Hepatitis C is a liver infection caused by a virus. It is transmissible through blood contact or sharing items including syringes, according to the Centers for Disease Control and Prevention. It was the deadliest infectious disease in the United States prior to the COVID pandemic.
The ACLU filed the lawsuit on behalf of three incarcerated people in 2018. Back then, the Department of Safety only treated patients whose symptoms have progressed to severe liver scarring and fibrosis, the initial complaint stated.
“If you weren’t sick enough, you weren’t gonna qualify, even if nobody was in line ahead of you,” Em Harwell, staff attorney at the ACLU of North Carolina told Policy Watch.
Harwell said one of the plaintiffs, Robert Parham had had Hepatitis C for 20 years without receiving treatment from the state while he remained in custody at Polk Correctional Institution in Butner.
Federal District Judge William Osteen Jr. in the Middle District of North Carolina certified the case as a class action in 2019 on behalf of people in state prisons who have or will have hepatitis C without treatment.
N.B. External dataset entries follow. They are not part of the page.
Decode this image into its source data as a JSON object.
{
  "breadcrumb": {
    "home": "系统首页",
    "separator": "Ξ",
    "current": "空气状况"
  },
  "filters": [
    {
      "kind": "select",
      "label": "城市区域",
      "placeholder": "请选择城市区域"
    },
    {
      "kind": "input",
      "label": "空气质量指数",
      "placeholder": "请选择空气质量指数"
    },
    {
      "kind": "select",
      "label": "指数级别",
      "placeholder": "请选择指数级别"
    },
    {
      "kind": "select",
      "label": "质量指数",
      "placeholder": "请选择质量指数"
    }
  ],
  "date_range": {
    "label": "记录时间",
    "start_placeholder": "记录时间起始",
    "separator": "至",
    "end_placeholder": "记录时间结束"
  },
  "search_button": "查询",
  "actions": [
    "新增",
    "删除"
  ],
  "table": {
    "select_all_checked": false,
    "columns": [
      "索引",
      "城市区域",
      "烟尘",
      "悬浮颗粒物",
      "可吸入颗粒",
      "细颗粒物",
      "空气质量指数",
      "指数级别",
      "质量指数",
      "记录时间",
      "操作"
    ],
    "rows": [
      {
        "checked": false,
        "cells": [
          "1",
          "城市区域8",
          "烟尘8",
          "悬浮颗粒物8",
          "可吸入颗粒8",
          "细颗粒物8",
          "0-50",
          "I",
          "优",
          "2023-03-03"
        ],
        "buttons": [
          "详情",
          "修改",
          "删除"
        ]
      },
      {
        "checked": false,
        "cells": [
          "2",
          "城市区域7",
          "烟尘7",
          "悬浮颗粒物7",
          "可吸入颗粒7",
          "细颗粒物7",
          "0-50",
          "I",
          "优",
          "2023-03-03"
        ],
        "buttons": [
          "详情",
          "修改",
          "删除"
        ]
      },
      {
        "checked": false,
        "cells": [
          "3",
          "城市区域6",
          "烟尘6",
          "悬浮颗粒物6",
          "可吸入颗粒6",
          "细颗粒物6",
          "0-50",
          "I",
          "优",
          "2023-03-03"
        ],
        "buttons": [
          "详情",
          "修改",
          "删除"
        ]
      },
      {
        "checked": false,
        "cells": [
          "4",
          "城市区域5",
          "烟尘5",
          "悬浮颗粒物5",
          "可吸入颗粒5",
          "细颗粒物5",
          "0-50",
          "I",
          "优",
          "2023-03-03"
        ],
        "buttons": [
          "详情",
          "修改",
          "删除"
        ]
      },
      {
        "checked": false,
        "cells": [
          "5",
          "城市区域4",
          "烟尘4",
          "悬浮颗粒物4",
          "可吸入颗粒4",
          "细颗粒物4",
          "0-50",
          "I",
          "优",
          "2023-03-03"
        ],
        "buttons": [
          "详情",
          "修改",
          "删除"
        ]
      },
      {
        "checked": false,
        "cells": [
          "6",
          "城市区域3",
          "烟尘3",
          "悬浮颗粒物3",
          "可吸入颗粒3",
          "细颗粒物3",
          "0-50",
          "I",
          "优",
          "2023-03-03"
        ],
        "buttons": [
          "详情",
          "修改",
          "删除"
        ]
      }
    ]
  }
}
The DPS amended its policy after the judge enjoined it.
Buffkin v. Hooks Consent DecreeThe settlement requires expanded testing and patient education, as well as enhanced treatment, according to a notice of the class action. Prisons will test residents for hep C upon admission and transfer, and at their routine physicals, according to the consent decree.
The DPS has agreed to treat a minimum of 2,100 patients in detention in the next five years after state prisons resume normal operations after the COVID-19 emergency, a statement said. John Bull, a DPS spokesperson said in an email that the department is not yet able to determine who will be tested first due to the pandemic.
The ACLU started suing states’ correctional departments after the Food and Drug Administration approved a new drug to treat Hepatitis C in 2014, but prisons failed to provide access to it like other health care providers — due to cost concerns. The ACLU filed and reached settlements with state governments including Pennsylvania, Missouri, Colorado and Virginia.
These settlements resulted in policy changes to better treat incarcerated Hepatitis C patients, including using the new antiviral drug. A similar case in Tennessee is in the appeal process after the plaintiffs lost and a Florida case in which the judge ruled in favor of the plaintiffs also got appealed, Harwell said.